Now with my "normalized" appearance, there is less to kidnap other's awareness. This will shape my interactions in ways I cannot ever know for such a thing is impossible to assess. Its impact on dating does seem clear to me. With less obscuring me, people will have a better chance to know me which I find disturbingly wrong, but nonetheless my new reality. On one hand, I will never know if a person would have found me attractive before. On the other hand, I won't object to an increased chance of romantic entanglements.

I mourn the loss of my old appearance. It taught me so much about society and human nature. With my new eyes, I am now experiencing the world in a different way. Much of it makes me even more convinced that societal standards of appearance are wrong and need to change. If anything, I am more motivated to change the world.

Saturday, January 1, 2011

What 2010 Taught Me

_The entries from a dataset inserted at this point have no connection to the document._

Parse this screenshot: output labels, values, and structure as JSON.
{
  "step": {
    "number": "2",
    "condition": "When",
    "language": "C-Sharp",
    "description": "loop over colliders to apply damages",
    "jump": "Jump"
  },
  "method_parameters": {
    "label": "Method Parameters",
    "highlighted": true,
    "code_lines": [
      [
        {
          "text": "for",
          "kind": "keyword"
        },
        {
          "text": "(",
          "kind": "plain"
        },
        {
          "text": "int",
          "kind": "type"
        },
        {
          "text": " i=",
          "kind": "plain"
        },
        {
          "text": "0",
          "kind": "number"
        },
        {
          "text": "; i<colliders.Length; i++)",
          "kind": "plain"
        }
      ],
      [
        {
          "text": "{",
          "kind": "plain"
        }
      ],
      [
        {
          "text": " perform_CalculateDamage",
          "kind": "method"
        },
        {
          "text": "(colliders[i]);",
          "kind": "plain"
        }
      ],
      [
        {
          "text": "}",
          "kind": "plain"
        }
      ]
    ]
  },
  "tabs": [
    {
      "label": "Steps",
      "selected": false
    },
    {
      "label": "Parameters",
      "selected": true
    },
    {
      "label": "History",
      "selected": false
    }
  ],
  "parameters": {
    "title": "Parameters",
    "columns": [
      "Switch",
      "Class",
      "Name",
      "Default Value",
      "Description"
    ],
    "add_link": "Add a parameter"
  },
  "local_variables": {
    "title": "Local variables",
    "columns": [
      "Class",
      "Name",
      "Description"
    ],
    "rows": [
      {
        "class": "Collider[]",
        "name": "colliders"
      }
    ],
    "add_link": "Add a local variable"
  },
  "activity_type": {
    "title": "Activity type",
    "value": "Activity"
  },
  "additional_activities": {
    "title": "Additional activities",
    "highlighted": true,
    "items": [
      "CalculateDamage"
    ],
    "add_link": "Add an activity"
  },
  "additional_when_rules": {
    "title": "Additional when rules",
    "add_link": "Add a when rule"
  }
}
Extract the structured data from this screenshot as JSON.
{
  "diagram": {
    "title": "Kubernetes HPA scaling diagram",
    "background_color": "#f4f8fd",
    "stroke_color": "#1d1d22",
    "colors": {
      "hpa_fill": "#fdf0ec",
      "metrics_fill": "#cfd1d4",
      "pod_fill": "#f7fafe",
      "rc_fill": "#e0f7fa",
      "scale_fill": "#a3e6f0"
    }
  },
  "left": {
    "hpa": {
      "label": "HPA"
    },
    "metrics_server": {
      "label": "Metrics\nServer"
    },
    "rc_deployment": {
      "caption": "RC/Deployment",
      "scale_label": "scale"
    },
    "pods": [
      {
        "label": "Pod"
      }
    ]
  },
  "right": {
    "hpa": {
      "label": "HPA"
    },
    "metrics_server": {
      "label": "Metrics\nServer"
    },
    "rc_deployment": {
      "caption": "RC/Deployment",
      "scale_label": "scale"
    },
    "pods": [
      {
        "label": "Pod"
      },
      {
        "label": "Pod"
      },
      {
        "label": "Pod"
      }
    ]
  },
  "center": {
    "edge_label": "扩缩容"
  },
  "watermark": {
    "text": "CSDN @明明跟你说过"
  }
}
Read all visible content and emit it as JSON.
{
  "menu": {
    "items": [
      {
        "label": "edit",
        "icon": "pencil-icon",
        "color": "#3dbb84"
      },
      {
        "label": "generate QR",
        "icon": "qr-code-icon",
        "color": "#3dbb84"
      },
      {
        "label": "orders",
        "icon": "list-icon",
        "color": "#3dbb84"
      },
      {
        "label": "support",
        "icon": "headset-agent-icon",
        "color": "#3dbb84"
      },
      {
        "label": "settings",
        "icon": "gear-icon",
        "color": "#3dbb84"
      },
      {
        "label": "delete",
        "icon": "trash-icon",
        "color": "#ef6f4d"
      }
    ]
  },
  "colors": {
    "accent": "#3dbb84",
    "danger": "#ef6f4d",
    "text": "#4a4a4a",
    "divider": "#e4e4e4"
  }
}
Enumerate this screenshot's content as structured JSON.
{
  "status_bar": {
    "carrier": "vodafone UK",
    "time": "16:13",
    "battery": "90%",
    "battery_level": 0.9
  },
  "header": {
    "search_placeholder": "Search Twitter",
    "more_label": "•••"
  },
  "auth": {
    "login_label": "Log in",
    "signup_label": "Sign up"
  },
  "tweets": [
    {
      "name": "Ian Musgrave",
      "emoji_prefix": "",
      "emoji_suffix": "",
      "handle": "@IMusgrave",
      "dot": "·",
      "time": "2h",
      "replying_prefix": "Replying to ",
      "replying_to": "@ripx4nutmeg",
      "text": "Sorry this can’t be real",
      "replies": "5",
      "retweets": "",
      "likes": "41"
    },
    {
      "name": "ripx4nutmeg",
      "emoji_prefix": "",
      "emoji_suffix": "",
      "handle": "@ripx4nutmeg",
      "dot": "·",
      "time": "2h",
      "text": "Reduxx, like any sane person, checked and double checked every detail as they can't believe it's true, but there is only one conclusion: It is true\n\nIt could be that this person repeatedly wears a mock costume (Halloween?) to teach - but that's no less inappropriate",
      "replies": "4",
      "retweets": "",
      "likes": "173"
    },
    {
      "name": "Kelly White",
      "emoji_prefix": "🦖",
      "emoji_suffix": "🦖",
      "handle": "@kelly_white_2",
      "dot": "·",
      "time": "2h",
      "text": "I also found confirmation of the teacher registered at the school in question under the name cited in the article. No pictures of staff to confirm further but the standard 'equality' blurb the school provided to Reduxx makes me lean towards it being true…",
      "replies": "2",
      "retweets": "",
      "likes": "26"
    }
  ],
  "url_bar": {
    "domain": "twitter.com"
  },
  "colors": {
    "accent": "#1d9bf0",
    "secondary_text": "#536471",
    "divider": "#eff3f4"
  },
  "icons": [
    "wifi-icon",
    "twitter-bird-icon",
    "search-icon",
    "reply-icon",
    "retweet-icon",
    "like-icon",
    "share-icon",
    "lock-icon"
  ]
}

As all of you know, 2010 has been quite the year for me. With medical insanity around every corner as well as personal tragedies, I sometimes wondered if I would survive the onslaught. At the turn of the year, I'm permitting myself to engage in a wee bit of introspection because as you know, I am never otherwise reflective

1. Though I knew I possessed emotional strength, the events of this year showed me a resilience I not only didn't know I possessed, but I didn't imagine existed in mere mortals. I amazed myself. And, yes, I said amazed.

2. My health can take a beating and I will recover, so I do not need to live in mortal fear of the next medical issue's destructive impact.

3. Friendships might be even more complicated than romantic relationships.

4. I never regret following my heart. Now if only my brain had an off switch.

5. The things I thought I was good at are things I now KNOW I am good at. I have skills and talents that possess the ability to impact more than just myself in a positive way.

6. Laughter can transform, heal, and pretty much save sanity.

7. I can truly and completely fall to pieces and the only person needed to put myself back together is me.

8. If you view the actions of now as the story you will look back upon in years to come, it is sometimes easier to find your way through muddy waters. This year I have learned that when I get stuck, I need only ask myself, "How do I want to remember this moment?" and suddenly things become clear.

9. People, myself included, often hold back from going the extra mile for a "friend" because they believe that person would not do the same for them. I have come to realize that it is more about making sure you go the extra mile for those you know will do the same in return. It's not about who isn't going to do what. It's about lavishing attention on those you want to be a part of your life. Making it about opening up your heart and giving freely feels much better.

10. A year full of Hard Things can also be the best year you have ever lived. 2010 has been that for me.